I remember that, as a young priest in my late twenties that I was extremely confident of what I knew. Frankly I was fed up by the older generation, especially of priests, who sounded a vague and uncertain note in the pulpit. And who will follow an uncertain trumpet? I was also convinced that the generation of adults prior to mine was a generation lost to moral relativism, skepticism, and antinomianism (a theological and philosophical notion that is skeptical of law based on a flawed notion of grace).
I am not willing to say that I was wholly wrong. For indeed we have come through a bad period that arrogantly cast off the wisdom and learning of the past and, in a slothful way, liked to claim that we should be tolerant and open to just about any claim to truth. And while they marched under the banner of tolerance, I am still largely convinced that what that generation called a virtue was really more a form of laziness that, having denied there was a real or lasting truth, dismissed themselves from any duty to find and defend the truth.
But I must admit that I, as a young man, over-corrected in this regard. For, while there are eternal truths which, by faith, I can be certain of, our same Catholic faith holds that God is “other” and that mystery must often be held and appreciated, rather than be explained to death. Sometimes I was far too certain in my explanations of things that really cannot be wholly explained (e.g. the problem of suffering and evil, and many questions related to God’s nature and being).
Having met God quite personally in my mid thirties I was quite astounded by how far beyond our feeble words He really is. That does not make our feeble words, as revealed by faith wrong, just very incomplete. I became more content to hold the mystery of his breath-taking beauty and majesty in reverent silence, than attempt a blizzard of analytical words. For as Scripture urges: “Be still and know that I am God.”
A kind of serenity has enveloped me now, in my middle age and I am more content not only to hold the mystery but accept the Catholic insight that one truth is often held in tension with another truth (e.g. that God is sovereign and we are free). Not everything has to be resolved or explained perfectly.
I have come to understand what St Augustine meant when discussing mystery (in this case, time), and he said, If you ask me, I don’t know. If you don’t ask, I know (Conf 11.4). Words and human categories just sometimes get in the way. Somehow it is enough, having met God, to know that God knows. And knowing God, and knowing that He knows, somehow we “know” his mysteries. But this way of knowing is not in an intellectual way. Rather, more in a trusting and serene way, beyond words, deep in the heart. Some how in admitting there are many things we do not know, we know something deeper, a kind of knowing that only comes with humility and childlike trust which accepts that it is enough that God knows the things beyond us.

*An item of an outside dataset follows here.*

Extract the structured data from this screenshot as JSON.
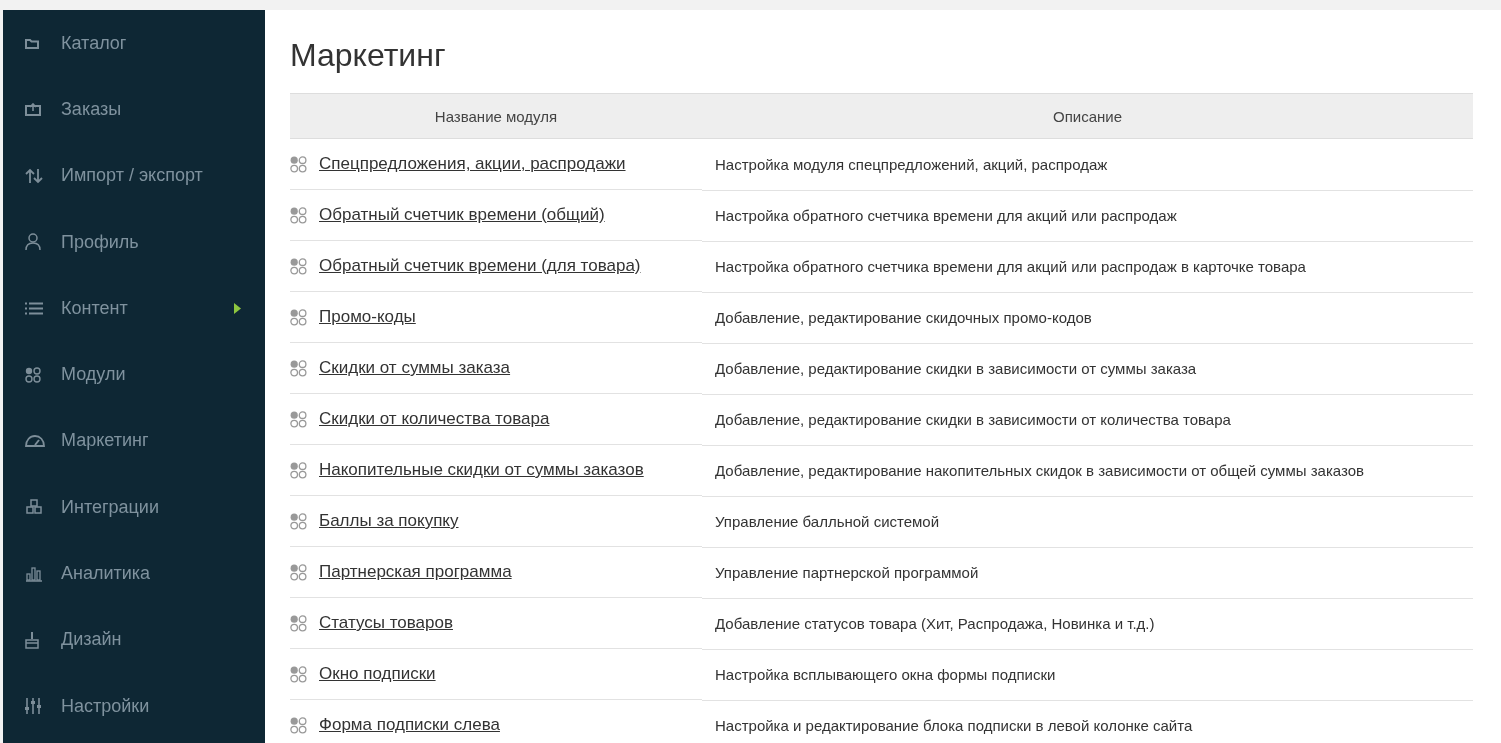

When I was younger, I needed much more in the way of certainty and clarity. And thus I often insisted that I knew much more than I did. Now I can say, with Oscar Wilde, I’m not young enough to know everything. And it’s alright. I do know many things by faith, but that same faith draws me ever deeper into wordless mystery, ineffable truth, silent contemplation.
This song speaks of prayer and quiet trust in the face of suffering and affliction: